LO: Yeah. He’s cool. I’d like to work with him again! I did get to read a scene with him and I didn’t know it actually. Nancy, when you stand in, actually has you read the lines. Well, usually Jack’s stand-in would read the lines during the camera rehearsal. Well, this time I walked into the dining room and I say my line and then all of a sudden I hear this voice and it was Jack Nicholson. I got to read that scene with him, and so that was fun. It was really exciting.
HW: So what are you looking forward to doing next?
LO: I just auditioned recently, about two weeks ago or maybe a little longer than that, for a daytime soap opera – that would be for a new character. A lot of auditioning and callbacks. The main thing that I’m doing now is writing a film for myself and another friend. I’m trying to get that produced and make that happen on our own. It’s a thriller kind of horror movie and we’re looking to put ourselves in it, but also to make the leads “names,” if that’s possible. I’m also thinking about putting on a one-woman show when it dies down here [after television pilot season]. It’s been kind of busy, but when it slows down I would like to do that and bring all of my characters and stuff. I have over a hundred original comedic characters.
HW: You’ve done several short films and improv shows in L.A. with some of those comedy creations – what’s going on with them now?

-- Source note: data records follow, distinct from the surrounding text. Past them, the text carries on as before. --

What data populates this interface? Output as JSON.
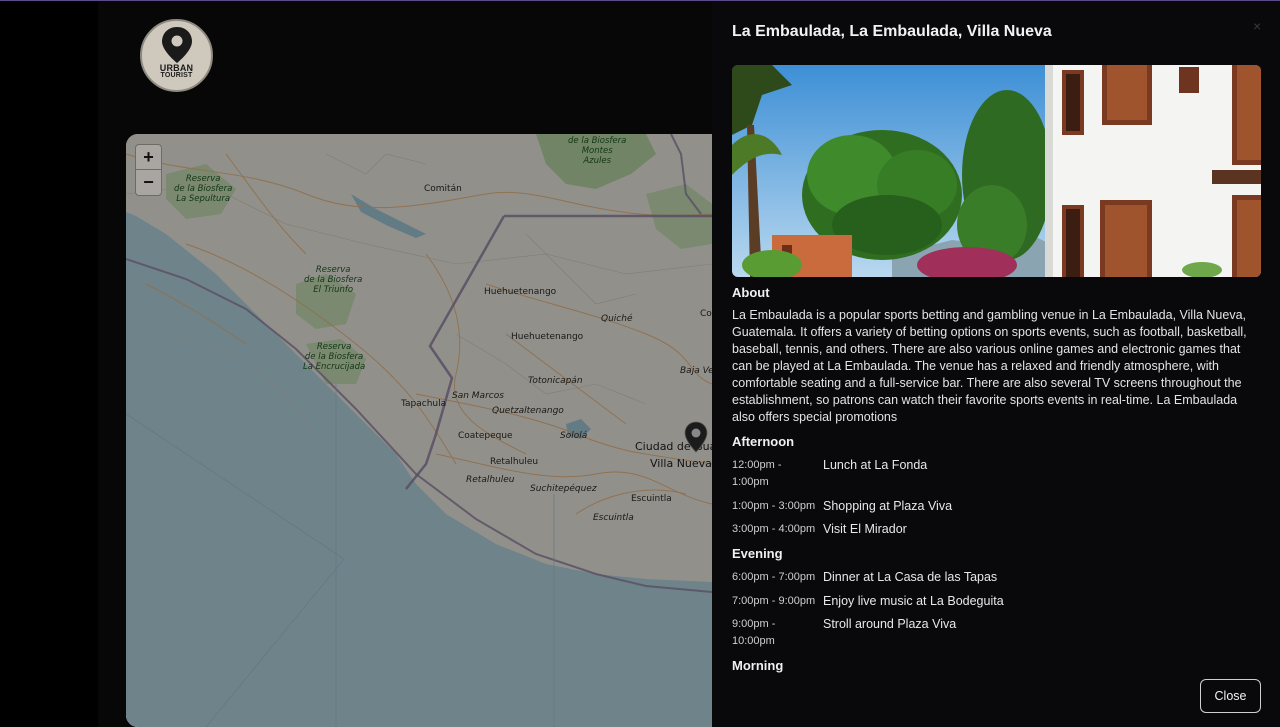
{
  "logo": {
    "line1": "URBAN",
    "line2": "TOURIST"
  },
  "map": {
    "zoom_in": "+",
    "zoom_out": "−",
    "labels": {
      "reserva_sepultura": "Reserva\nde la Biosfera\nLa Sepultura",
      "reserva_triunfo": "Reserva\nde la Biosfera\nEl Triunfo",
      "reserva_encrucijada": "Reserva\nde la Biosfera\nLa Encrucijada",
      "reserva_montes": "de la Biosfera\nMontes\nAzules",
      "comitan": "Comitán",
      "huehuetenango1": "Huehuetenango",
      "huehuetenango2": "Huehuetenango",
      "quiche": "Quiché",
      "tapachula": "Tapachula",
      "san_marcos": "San Marcos",
      "totonicapan": "Totonicapán",
      "quetzaltenango": "Quetzaltenango",
      "coatepeque": "Coatepeque",
      "solola": "Sololá",
      "retalhuleu1": "Retalhuleu",
      "retalhuleu2": "Retalhuleu",
      "suchitepequez": "Suchitepéquez",
      "escuintla1": "Escuintla",
      "escuintla2": "Escuintla",
      "ciudad": "Ciudad de Gua",
      "villa_nueva": "Villa Nueva",
      "baja_ve": "Baja Ve",
      "col": "Col"
    }
  },
  "panel": {
    "title": "La Embaulada, La Embaulada, Villa Nueva",
    "close_x": "×",
    "about_heading": "About",
    "about_text": "La Embaulada is a popular sports betting and gambling venue in La Embaulada, Villa Nueva, Guatemala. It offers a variety of betting options on sports events, such as football, basketball, baseball, tennis, and others. There are also various online games and electronic games that can be played at La Embaulada. The venue has a relaxed and friendly atmosphere, with comfortable seating and a full-service bar. There are also several TV screens throughout the establishment, so patrons can watch their favorite sports events in real-time. La Embaulada also offers special promotions",
    "afternoon_heading": "Afternoon",
    "afternoon": [
      {
        "time": "12:00pm - 1:00pm",
        "activity": "Lunch at La Fonda"
      },
      {
        "time": "1:00pm - 3:00pm",
        "activity": "Shopping at Plaza Viva"
      },
      {
        "time": "3:00pm - 4:00pm",
        "activity": "Visit El Mirador"
      }
    ],
    "evening_heading": "Evening",
    "evening": [
      {
        "time": "6:00pm - 7:00pm",
        "activity": "Dinner at La Casa de las Tapas"
      },
      {
        "time": "7:00pm - 9:00pm",
        "activity": "Enjoy live music at La Bodeguita"
      },
      {
        "time": "9:00pm - 10:00pm",
        "activity": "Stroll around Plaza Viva"
      }
    ],
    "morning_heading": "Morning",
    "close_button": "Close"
  }
}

LO: One of my biggest characters, I think the most favorite out of all the shows that I’ve done—the one people like the best—is Marilyn. Basically what it is, is this loud Italian woman from Chicago and she’s been dating for the last 25 years this Cuban guy who swam over from Cuba and she literally met him on the beach in Florida. Marilyn is based on someone I’ve known since I was ten – if she finds out she’ll kill me! I was always impersonating her and I just got really good at it. I tapped it one day when I was doing just a whole bunch of improv footage. We have like two hours of footage of it and we condensed it and edited it down and showed it around town and people just loved it. People thought that it was really, really funny. It’s just the perfect character. I think that she’d be perfect for a sitcom.
HW: And people can watch some videos of you as Marilyn online?
LO: Yeah, it’s on my MySpace, my Web site lauraorrico.com and YouTube.
HW: As an actress on the brink of big things whose taken a lot of diverse gigs to break through, what would be your advice to someone who is just stepping off the bus in Hollywood? What would you tell them, given all the experiences that you’ve had?
LO: Oh, boy. Well, the one mistake that I see when people first move out here is that they give themselves a time limit. If it’s truly your dream I wouldn’t recommend giving yourself a time limit. Just work really hard and don’t give up, and every day you should be doing something – every day. Whether it’s mailings or getting out there and networking and taking classes, meeting people, emailing and making contacts, knowing the industry. I mean, I look things up on IMDB all the time, knowing who is directing what, what’s coming out, what’s in preproduction. And know the casting directors, research all of the casting directors. You have to promote yourself because no one is going to do it as good as you can.